The courts grant child custody to the parent who is capable of working in the “best interests of the child.” A child’s preference for living with a particular parent is just one of the many “best interests” factors that the courts consider before deciding which parent gets the physical/primary custody.
The courts will take the child’s preference in a custody case into account so long as the child is considered “sufficiently matured” by the state. In most states, a child is presumed to be sufficiently mature if he is above 14.
Mississippi, Oklahoma, Texas, and Tennessee have specified that children who are 12+ can be considered as sufficiently matured, while Georgia considers children over 11 as sufficiently mature. In Arkansas, Connecticut, Florida, New Hampshire, North Carolina, Ohio, and Wyoming a child cannot choose which parent he/she wants to live with until the child is 18-years-old.
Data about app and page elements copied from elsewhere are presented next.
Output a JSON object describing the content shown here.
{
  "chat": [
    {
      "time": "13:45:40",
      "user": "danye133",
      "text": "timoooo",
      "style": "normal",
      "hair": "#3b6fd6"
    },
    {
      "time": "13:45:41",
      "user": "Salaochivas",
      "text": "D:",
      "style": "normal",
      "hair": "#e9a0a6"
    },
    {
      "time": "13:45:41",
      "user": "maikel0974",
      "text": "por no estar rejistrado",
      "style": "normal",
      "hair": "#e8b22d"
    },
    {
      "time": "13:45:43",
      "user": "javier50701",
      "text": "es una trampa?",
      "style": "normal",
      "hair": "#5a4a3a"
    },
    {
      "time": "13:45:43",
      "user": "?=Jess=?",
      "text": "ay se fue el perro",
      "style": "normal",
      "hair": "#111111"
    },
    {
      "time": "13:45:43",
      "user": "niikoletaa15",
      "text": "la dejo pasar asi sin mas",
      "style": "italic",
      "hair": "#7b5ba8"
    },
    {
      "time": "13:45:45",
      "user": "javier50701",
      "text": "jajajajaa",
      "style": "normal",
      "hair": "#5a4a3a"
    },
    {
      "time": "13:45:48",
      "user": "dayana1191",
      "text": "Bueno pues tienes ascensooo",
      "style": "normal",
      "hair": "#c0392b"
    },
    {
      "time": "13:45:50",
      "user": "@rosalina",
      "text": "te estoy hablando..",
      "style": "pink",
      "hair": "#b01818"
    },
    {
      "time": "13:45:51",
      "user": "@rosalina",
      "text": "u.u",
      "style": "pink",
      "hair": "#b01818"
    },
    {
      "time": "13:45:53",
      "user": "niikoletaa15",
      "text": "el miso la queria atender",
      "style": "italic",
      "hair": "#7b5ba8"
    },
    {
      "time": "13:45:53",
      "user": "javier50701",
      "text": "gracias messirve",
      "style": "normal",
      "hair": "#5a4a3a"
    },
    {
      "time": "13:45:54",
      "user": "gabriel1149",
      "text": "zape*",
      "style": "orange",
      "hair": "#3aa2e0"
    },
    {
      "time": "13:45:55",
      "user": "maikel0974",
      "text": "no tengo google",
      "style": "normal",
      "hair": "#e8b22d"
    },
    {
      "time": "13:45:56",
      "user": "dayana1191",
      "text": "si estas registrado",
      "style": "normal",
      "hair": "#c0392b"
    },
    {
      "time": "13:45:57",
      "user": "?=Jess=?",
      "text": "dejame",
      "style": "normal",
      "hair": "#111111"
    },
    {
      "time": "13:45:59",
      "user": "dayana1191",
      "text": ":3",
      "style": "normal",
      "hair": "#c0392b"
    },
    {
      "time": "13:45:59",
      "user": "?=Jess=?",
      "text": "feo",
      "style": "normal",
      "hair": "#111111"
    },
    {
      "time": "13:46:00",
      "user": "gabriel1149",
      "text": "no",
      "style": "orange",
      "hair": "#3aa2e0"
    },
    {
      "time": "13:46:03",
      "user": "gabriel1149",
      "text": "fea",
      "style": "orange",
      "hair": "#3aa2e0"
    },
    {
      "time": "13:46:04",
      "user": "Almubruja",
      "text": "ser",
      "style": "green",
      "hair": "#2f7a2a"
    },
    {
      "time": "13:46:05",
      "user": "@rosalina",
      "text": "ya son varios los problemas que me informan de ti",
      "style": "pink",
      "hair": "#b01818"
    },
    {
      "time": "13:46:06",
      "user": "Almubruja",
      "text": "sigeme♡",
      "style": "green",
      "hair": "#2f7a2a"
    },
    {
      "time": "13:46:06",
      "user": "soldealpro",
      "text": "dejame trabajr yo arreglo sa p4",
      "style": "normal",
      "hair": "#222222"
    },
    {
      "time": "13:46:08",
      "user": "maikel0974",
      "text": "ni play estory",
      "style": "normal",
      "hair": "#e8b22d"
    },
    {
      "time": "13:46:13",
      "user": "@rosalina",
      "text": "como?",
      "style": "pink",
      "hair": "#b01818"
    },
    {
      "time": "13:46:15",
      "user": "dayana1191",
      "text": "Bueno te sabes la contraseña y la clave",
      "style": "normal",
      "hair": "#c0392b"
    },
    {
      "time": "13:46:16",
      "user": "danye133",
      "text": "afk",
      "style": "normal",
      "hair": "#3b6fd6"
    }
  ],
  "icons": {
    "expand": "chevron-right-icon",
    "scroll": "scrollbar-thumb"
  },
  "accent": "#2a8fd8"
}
Note that this information holds as of April 2022 and it is subject to change.
Also note that after a child chooses the preferred custodial parent, the selection must be consistent with the court’s independent findings regarding the child’s best interests. The courts can assign a weight to the child’s custody preference and the weight is sometimes directly linked to the child’s age. In general:
- If the child is under 9 years of age, the courts will not consider the child’s custodial preference.
- If the child is 14 years of age or more, the courts will consider his custodial preference and assign an appropriate weight to his/her preference.
- If the child’s age is between 9 and 14, then how much weight is to be assigned to his/her preference depends on the circumstances of the case.
Why Courts Evaluate the Child’s Choice of the Custodial Parent
Children often get shaken up when they find out their parents have separated or are about to separate. They may wonder how their time will be shared between the parents, where they will sleep, whether they will get the same conveniences as they did in their existing home, and whether they were the reason for the divorce. In other words, when the news of divorce lands on their laps, children have a lot to worry about, and they may make the wrong choice while being confused and worried.
So, the courts take it upon themselves to decide which parent can deliver on the “best interests of the child” criteria. The objective is to ensure that the child is placed in a loving, caring, healthy, secure, and stable environment that can contribute to his health, education, and well-being.
Courts in most states give weight to a child’s opinion, but don’t automatically accept it because of the following reasons:
- The child may choose to live with the richer, more popular, or flashier parent.
- The child may have feelings for a parent who the courts opine is not suitable to care for the child.
- The child may make the wrong decision if he loves both his parents equally.
- The child may choose a parent who gives him a lot of gifts or is generous with allowances.
- The child may choose a lenient or casual or a fun parent to live with.
The judge, custody evaluator, or the guardian ad litem interviews the child in a private setting, and in some cases, the parent’s attorneys are also allowed to witness the interview. The parents are not allowed though. After checking the “best interests” factors and obtaining the child’s opinion, the courts issue the custody order, and the child must comply with it.